What law governs your construction contract and the claims that may arise out of it?
Answering this question incorrectly could be very costly, and so can needless legal fights about which law should govern. Fortunately, careful drafting can help manage uncertainty and avoid the unexpected application of a law different than what you selected while negotiating your contract.
Commercial projects can involve owners, design professionals, contractors, subcontractors and suppliers based in different states, meaning that the laws of multiple different states may be implicated. At the same time, construction law varies widely from state to state, so that knowing which law applies is critical. For example, some states bar any contractual waiver of lien rights or of delay damages by a contractor, while other states permit such waivers. Key payment-related provisions, including “pay-if-paid” provisions and requirements for the timing of payments to and by contractors, may or may not be enforceable depending on which state’s law governs. And different states’ laws vary meaningfully with regard to issues like statutes of limitations, indemnity provisions and restrictions on awards of liquidated damages. In other words, the answer to basic questions like “How long do I have to file suit?” can differ significantly based on which state’s law is applied.

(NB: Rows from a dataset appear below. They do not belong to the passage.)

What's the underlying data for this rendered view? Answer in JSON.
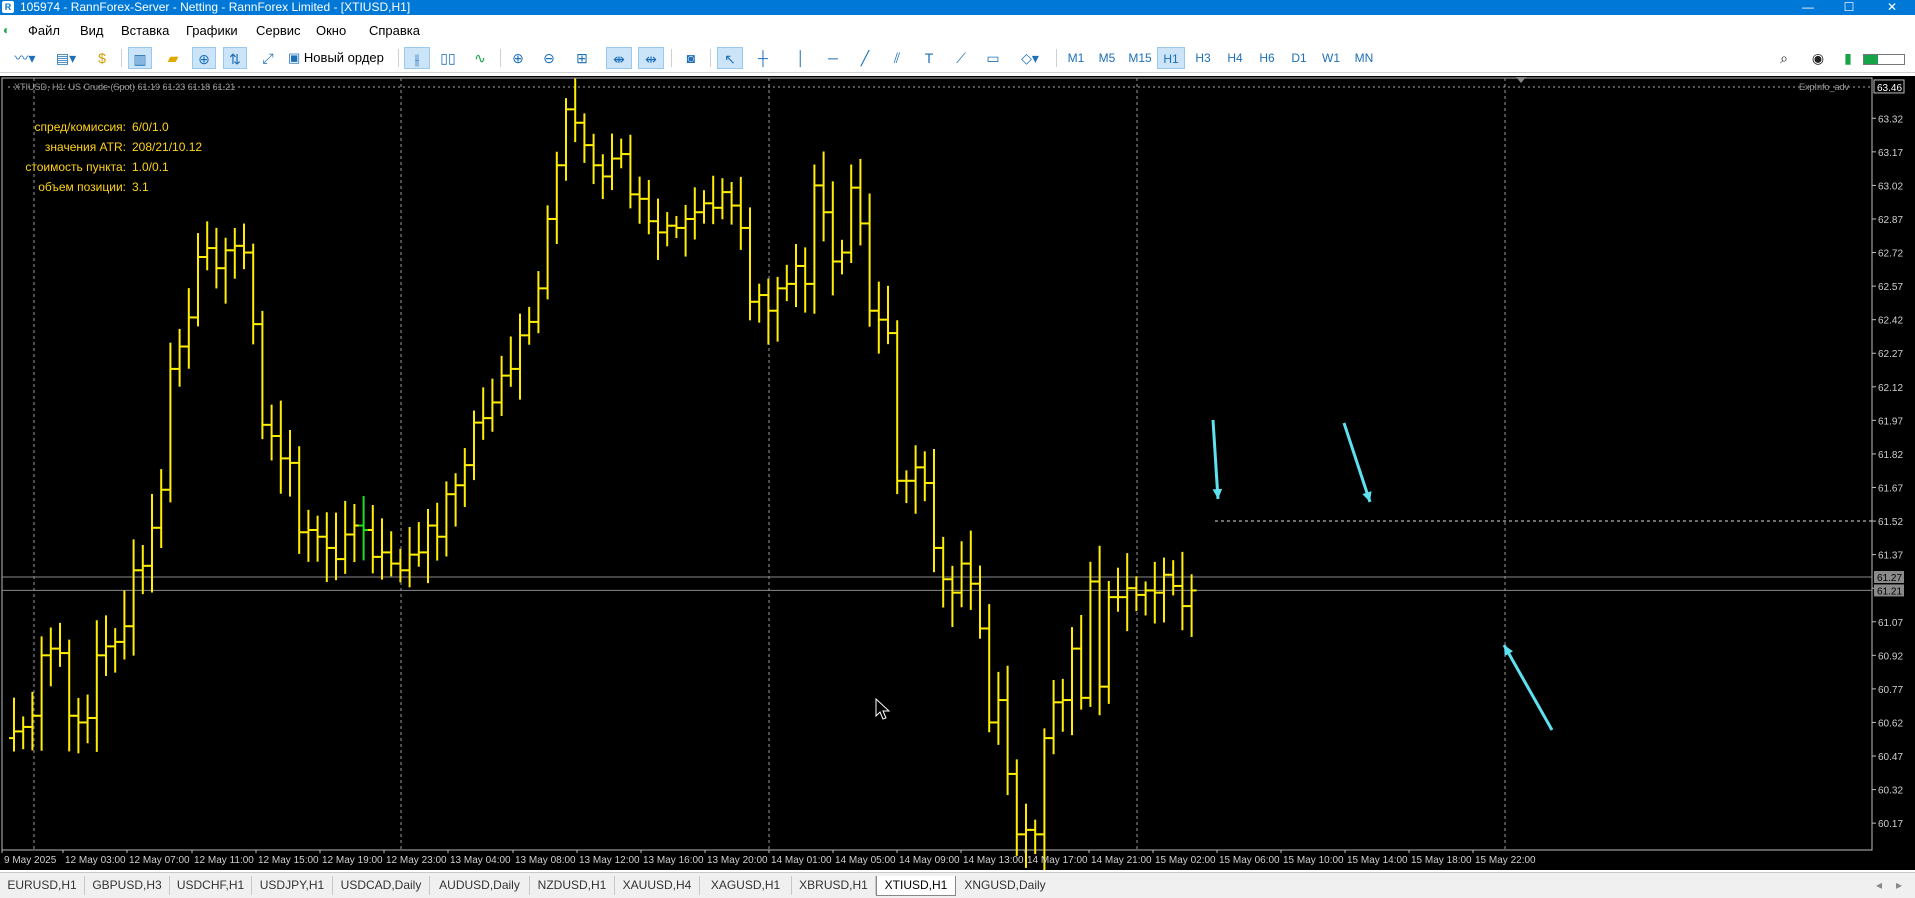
{
  "window": {
    "title": "105974 - RannForex-Server - Netting - RannForex Limited - [XTIUSD,H1]",
    "minimize": "—",
    "maximize": "☐",
    "close": "✕"
  },
  "menu": [
    "Файл",
    "Вид",
    "Вставка",
    "Графики",
    "Сервис",
    "Окно",
    "Справка"
  ],
  "toolbar": {
    "new_order_label": "Новый ордер",
    "timeframes": [
      "M1",
      "M5",
      "M15",
      "H1",
      "H3",
      "H4",
      "H6",
      "D1",
      "W1",
      "MN"
    ],
    "active_timeframe": "H1"
  },
  "chart_header": {
    "symbol_line": "XTIUSD, H1: US Crude (Spot) 61.19 61.23 61.18 61.21",
    "expinfo": "ExpInfo_adv"
  },
  "info_panel": [
    {
      "label": "спред/комиссия:",
      "value": "6/0/1.0"
    },
    {
      "label": "значения ATR:",
      "value": "208/21/10.12"
    },
    {
      "label": "стоимость пункта:",
      "value": "1.0/0.1"
    },
    {
      "label": "объем позиции:",
      "value": "3.1"
    }
  ],
  "chart_data": {
    "type": "ohlc",
    "symbol": "XTIUSD",
    "timeframe": "H1",
    "bar_color": "#ffee00",
    "background": "#000000",
    "ylim": [
      60.05,
      63.5
    ],
    "y_ticks": [
      "63.32",
      "63.17",
      "63.02",
      "62.87",
      "62.72",
      "62.57",
      "62.42",
      "62.27",
      "62.12",
      "61.97",
      "61.82",
      "61.67",
      "61.52",
      "61.37",
      "61.22",
      "61.07",
      "60.92",
      "60.77",
      "60.62",
      "60.47",
      "60.32",
      "60.17"
    ],
    "top_label": "63.46",
    "current_price_labels": [
      "61.27",
      "61.21"
    ],
    "resistance_level": 61.52,
    "x_labels": [
      "9 May 2025",
      "12 May 03:00",
      "12 May 07:00",
      "12 May 11:00",
      "12 May 15:00",
      "12 May 19:00",
      "12 May 23:00",
      "13 May 04:00",
      "13 May 08:00",
      "13 May 12:00",
      "13 May 16:00",
      "13 May 20:00",
      "14 May 01:00",
      "14 May 05:00",
      "14 May 09:00",
      "14 May 13:00",
      "14 May 17:00",
      "14 May 21:00",
      "15 May 02:00",
      "15 May 06:00",
      "15 May 10:00",
      "15 May 14:00",
      "15 May 18:00",
      "15 May 22:00"
    ],
    "closes": [
      60.58,
      60.6,
      60.65,
      60.92,
      60.95,
      60.93,
      60.65,
      60.62,
      60.64,
      60.92,
      60.96,
      60.98,
      61.05,
      61.3,
      61.32,
      61.49,
      61.66,
      62.2,
      62.3,
      62.43,
      62.7,
      62.74,
      62.65,
      62.73,
      62.75,
      62.72,
      62.4,
      61.95,
      61.9,
      61.8,
      61.78,
      61.47,
      61.48,
      61.45,
      61.4,
      61.35,
      61.46,
      61.5,
      61.48,
      61.36,
      61.38,
      61.33,
      61.3,
      61.37,
      61.38,
      61.5,
      61.45,
      61.64,
      61.68,
      61.77,
      61.96,
      61.98,
      62.05,
      62.17,
      62.2,
      62.35,
      62.41,
      62.56,
      62.87,
      63.11,
      63.36,
      63.3,
      63.2,
      63.11,
      63.06,
      63.14,
      63.16,
      62.98,
      62.96,
      62.86,
      62.81,
      62.84,
      62.83,
      62.87,
      62.9,
      62.94,
      62.92,
      62.99,
      62.93,
      62.83,
      62.5,
      62.53,
      62.46,
      62.56,
      62.58,
      62.66,
      62.58,
      63.02,
      62.9,
      62.68,
      62.72,
      63.01,
      62.85,
      62.46,
      62.42,
      62.36,
      61.7,
      61.7,
      61.76,
      61.69,
      61.4,
      61.26,
      61.2,
      61.33,
      61.24,
      61.04,
      60.62,
      60.72,
      60.39,
      60.12,
      60.14,
      60.12,
      60.55,
      60.71,
      60.72,
      60.95,
      60.73,
      61.25,
      60.78,
      61.18,
      61.18,
      61.22,
      61.19,
      61.21,
      61.2,
      61.28,
      61.23,
      61.14,
      61.21
    ]
  },
  "tabs": [
    "EURUSD,H1",
    "GBPUSD,H3",
    "USDCHF,H1",
    "USDJPY,H1",
    "USDCAD,Daily",
    "AUDUSD,Daily",
    "NZDUSD,H1",
    "XAUUSD,H4",
    "XAGUSD,H1",
    "XBRUSD,H1",
    "XTIUSD,H1",
    "XNGUSD,Daily"
  ],
  "active_tab": "XTIUSD,H1"
}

As a result, most construction contracts expressly address choice of law, whether or not the parties actually give these issues any real consideration. Indeed, in order to answer the question above, you may begin digging through the boilerplate at the back of your contract, where you may find a choice-of-law provision that reads: “This agreement shall be construed in accordance with the laws of the State of X.” It is tempting to think that you can comfortably rely on the laws of State X to govern all issues, disputes or claims that may arise from the project. Unfortunately, leaping to this conclusion could be a major mistake.
Why does the above choice-of-law clause fall short?

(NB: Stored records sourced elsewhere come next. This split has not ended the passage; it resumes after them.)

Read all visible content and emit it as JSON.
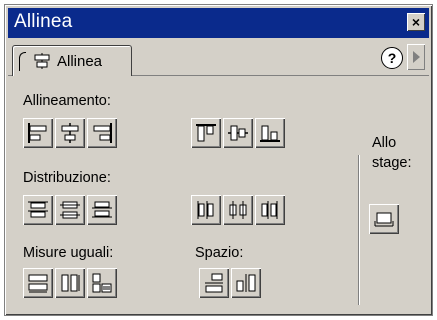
{
  "window": {
    "title": "Allinea",
    "close_glyph": "×"
  },
  "tab": {
    "label": "Allinea",
    "icon": "align-icon"
  },
  "help_glyph": "?",
  "sections": {
    "allineamento": "Allineamento:",
    "distribuzione": "Distribuzione:",
    "misure_uguali": "Misure uguali:",
    "spazio": "Spazio:",
    "allo_stage_line1": "Allo",
    "allo_stage_line2": "stage:"
  },
  "colors": {
    "titlebar": "#0a2a8c",
    "panel": "#d4d0c8"
  }
}
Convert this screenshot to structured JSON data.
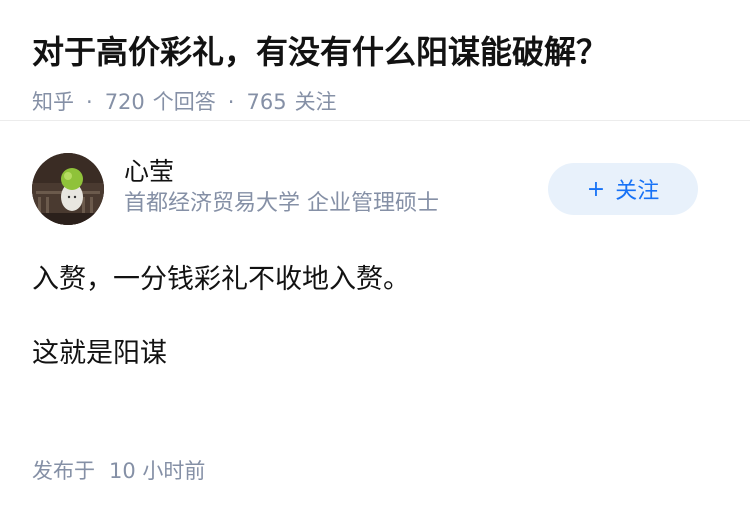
{
  "question": {
    "title": "对于高价彩礼，有没有什么阳谋能破解？",
    "source": "知乎",
    "separator": "·",
    "answer_count": "720",
    "answer_label": "个回答",
    "follower_count": "765",
    "follower_label": "关注"
  },
  "author": {
    "name": "心莹",
    "headline": "首都经济贸易大学 企业管理硕士",
    "avatar_icon": "avatar-photo",
    "follow_plus": "+",
    "follow_label": "关注"
  },
  "answer": {
    "paragraphs": [
      "入赘，一分钱彩礼不收地入赘。",
      "这就是阳谋"
    ],
    "time_label": "发布于",
    "time_value": "10 小时前"
  },
  "colors": {
    "meta_gray": "#8590a6",
    "follow_bg": "#e8f1fb",
    "follow_text": "#1772f6"
  }
}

First, it is not a given that the parties’ choice of law will be given effect at all. Courts generally give weight to the parties’ selection of governing law, so long as it is not arbitrary. However, many states have passed statutes specific to construction that may negate the parties’ contractual choice of law. For example, for any project located in Texas, a Texas statute provides that if a construction contract contains a provision making the contract or any conflict arising under the contract subject to another state’s law, or providing that it will be resolved in litigation or arbitration in another state, the contractor or subcontractor performing the work may opt out of that provision in favor of Texas law. See Tex. Bus. & Com. Code Ann. § 272.001. If you are a Michigan-based general contractor with a Michigan choice-of-law provision in your subcontract for a Texas-based project, it will likely come as an unhappy surprise if a Texas court jettisons your bargained-for selection of Michigan law in favor of unfamiliar Texas law.
Second, the parties’ written choice of law may not encompass all of their claims and disputes. By its terms, the above choice-of-law clause only specifies the law that governs “construction” (that is, interpretation) of the contract itself. This provision will probably extend to all contract-based claims between the parties (although a better-drafted clause would make that clear). However, the provision is silent as to tort or statutory claims that do not arise from the contract, like negligence, fraud or a claim based on state statute for violation of the building code. Thus, even if the parties’ choice-of-law provision is enforced, a court might logically conclude that there is simply no indication that the parties agreed that the laws of State X would govern extra-contractual claims between them.
Third, inconsistent drafting within contract documents can generate further uncertainty about the governing law. For example, if a subcontract contains the above choice-of-law clause and the contract with the owner contains a provision selecting the law of another state, which state’s law governs claims between general contractor and subcontractor? What if the subcontract incorporates the general contract by reference? Similar conflicts can result from amendments or additions to contracts. By not giving adequate thought to the interplay between choice-of-law provisions in interrelated contract documents, the parties may invite a lengthy fight about the rules of their fight.
A final major source of uncertainty arises from the practical question of who will be interpreting the parties’ written choice of law. In the real world, the parties’ contractual selection of law and forum may be more likely to be honored in one forum than another. As noted above, if a subcontractor on a Texas-based project files suit in Texas state court against its Michigan-based general contractor, a Texas court appears likely to enforce the Texas statute favoring the subcontractor’s choice of law and forum over the subcontract provision selecting Michigan. But if the general contractor files first in Michigan state court, will the Michigan court follow Texas law? Or will the parties be compelled to arbitrate as agreed under the subcontract such that an arbitration panel will decide the question of which law governs?
As the above begins to illustrate, critical (and seemingly simple) questions like which statute of limitations applies can trigger a devilishly complex legal analysis for which the parties’ written choice of law may only provide a starting point. Fortunately, careful drafting can help assure that your written choice of law is, in most cases, also the ending point of the analysis. While not all of the above factors can be avoided by prior agreement, thoughtful advance planning can help minimize uncertainty about which law will govern (and about who will make that determination). With luck, a more complete and clearer agreement will head off any excursions into the treacherous terrain of choice of law. After all, if all parties know which law applies to all of the issues, that is one less issue to dispute.